“Honestly there’s really only one or two people that you have to lean on a little bit,” he said. “For the most part, they’re on top of it. They get stressed about school more than I would worry about it. They handle all that for me.”

Seven Wildcats earned Pac-12 Academic honors last season and in 2015-16, Arizona received the College Team Academic Award, awarded by the NSCAA.

Student-athletes are allotted study time during road trips, in addition to the time they spend studying on the plane and/or bus, or between meals.

“I try and download documents that I have to read for school so I don’t need WiFi or anything to do them,” said Jill Aguilera, a general studies major.

Missing several days of class during these road trips, student-athletes often have to be proactive with their studies so they don’t fall behind their classmates.

“I try and get ahead,” Aguilera said. “I try and talk to my professors as much as possible just so I’m not too behind. A lot of professors do really understand us being absent from class and how important athletics are to us, so they try and accommodate as much as they can.”

The nearly week long road trips are certainly chaotic in some ways, but in other ways they make it easier to zero in on the matches ahead — and in this case, both games are extremely important.

“When you’re home, you’re going to classes, you have other tasks that you have to get done throughout the day,” Stoian said. “It’s nice just being able to focus on these two games.”


“I wanted to stay home but....”

Both Aguilera, a Redwood City, Calif. native, and McGarry, a Danville, Calif. native, will have friends and family in attendance for this weekend’s contests in the Bay Area.

“I’m really excited,” McGarry said. “We haven’t gone to Cal or Stanford ... in the three years that I’ve been here.
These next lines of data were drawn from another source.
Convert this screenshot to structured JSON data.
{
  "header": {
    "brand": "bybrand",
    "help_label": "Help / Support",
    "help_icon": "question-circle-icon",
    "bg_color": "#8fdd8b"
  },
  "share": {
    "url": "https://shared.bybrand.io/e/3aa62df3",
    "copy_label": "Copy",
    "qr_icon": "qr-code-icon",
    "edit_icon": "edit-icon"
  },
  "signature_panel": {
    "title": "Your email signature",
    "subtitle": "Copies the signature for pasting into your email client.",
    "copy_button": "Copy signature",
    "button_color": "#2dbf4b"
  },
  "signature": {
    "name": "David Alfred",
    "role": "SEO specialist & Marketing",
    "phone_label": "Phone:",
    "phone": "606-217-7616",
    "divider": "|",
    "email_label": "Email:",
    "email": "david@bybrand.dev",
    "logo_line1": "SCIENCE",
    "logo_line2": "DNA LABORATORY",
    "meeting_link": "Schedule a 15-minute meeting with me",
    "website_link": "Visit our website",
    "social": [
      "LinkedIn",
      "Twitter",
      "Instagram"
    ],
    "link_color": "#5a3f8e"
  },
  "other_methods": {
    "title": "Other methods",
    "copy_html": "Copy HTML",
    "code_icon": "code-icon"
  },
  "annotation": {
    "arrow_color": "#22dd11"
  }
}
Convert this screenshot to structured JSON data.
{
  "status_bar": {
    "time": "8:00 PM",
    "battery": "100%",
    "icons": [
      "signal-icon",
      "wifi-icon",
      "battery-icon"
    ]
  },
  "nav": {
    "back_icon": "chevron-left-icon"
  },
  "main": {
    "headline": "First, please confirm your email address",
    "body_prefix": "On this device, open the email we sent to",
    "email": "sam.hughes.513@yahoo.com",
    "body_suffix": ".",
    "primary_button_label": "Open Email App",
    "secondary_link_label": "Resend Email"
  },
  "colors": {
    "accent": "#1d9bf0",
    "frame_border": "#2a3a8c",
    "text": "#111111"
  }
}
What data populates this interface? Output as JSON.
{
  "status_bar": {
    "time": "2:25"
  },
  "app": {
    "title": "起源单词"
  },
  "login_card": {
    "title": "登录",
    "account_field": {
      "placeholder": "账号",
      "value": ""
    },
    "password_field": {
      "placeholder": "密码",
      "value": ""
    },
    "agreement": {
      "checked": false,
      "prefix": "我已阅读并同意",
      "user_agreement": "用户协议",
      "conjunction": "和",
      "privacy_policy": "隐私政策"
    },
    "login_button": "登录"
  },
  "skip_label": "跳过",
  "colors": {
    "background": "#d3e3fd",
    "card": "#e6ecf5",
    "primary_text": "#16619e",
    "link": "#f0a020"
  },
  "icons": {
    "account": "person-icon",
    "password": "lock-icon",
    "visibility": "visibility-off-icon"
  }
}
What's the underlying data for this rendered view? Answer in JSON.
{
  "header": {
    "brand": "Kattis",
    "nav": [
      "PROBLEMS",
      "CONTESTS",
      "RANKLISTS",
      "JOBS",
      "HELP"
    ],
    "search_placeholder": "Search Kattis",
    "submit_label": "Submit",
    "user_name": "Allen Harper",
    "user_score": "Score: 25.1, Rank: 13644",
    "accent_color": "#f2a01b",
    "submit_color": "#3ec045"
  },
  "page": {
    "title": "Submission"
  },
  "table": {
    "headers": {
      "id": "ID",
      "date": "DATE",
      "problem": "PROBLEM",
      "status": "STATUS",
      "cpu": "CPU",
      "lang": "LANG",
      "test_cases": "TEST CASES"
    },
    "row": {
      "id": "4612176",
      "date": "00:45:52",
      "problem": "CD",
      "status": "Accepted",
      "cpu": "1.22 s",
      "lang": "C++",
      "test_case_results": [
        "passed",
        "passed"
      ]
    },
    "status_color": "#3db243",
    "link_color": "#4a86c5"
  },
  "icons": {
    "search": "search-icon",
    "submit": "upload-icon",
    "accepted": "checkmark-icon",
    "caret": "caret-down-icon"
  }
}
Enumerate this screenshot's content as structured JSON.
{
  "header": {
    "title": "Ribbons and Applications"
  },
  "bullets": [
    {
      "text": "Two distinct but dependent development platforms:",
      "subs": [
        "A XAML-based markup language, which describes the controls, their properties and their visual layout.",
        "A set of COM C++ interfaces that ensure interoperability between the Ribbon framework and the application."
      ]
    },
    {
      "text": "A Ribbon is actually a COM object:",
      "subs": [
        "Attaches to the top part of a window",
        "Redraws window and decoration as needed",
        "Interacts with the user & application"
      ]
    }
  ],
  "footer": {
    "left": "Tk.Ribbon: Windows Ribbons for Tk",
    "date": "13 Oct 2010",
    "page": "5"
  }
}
So I’m really looking forward to be able to go out there.”

Aguilera grew up five minutes from Palo Alto and occasionally watched the hometown Cardinal at Laird Q. Cagan Stadium as a kid.

She imagined playing there one day, but is happy to be in Tucson.

“I knew that it was a really hard reach to get (to Stanford),” she said. “Of course I emailed them to come to my games during my recruitment. I also had Cal come to my games and stuff, too. I wanted to stay at home, but I feel like Arizona is a better fit for me.”

McGarry has started every game for the Wildcats this season, but Aguilera’s playing time has fluctuated.

After missing last season with a torn ACL, Aguilera has appeared in seven of Arizona’s eight games this season, ranging from 10 minutes of playing time to 57.

As much as Amato would like to let his players take the field in front of their friends and family, he can’t let that influence his rotations.

“It can’t factor in because everyone’s from somewhere,” he said. “We have kids from Seattle and we play UW. Or from Denver and we play Colorado. It’s not fair to the kids.

“We’re limited to who we’re allowed to take, so if I left someone at home and took someone because they’re from that area, that doesn’t sound fair.”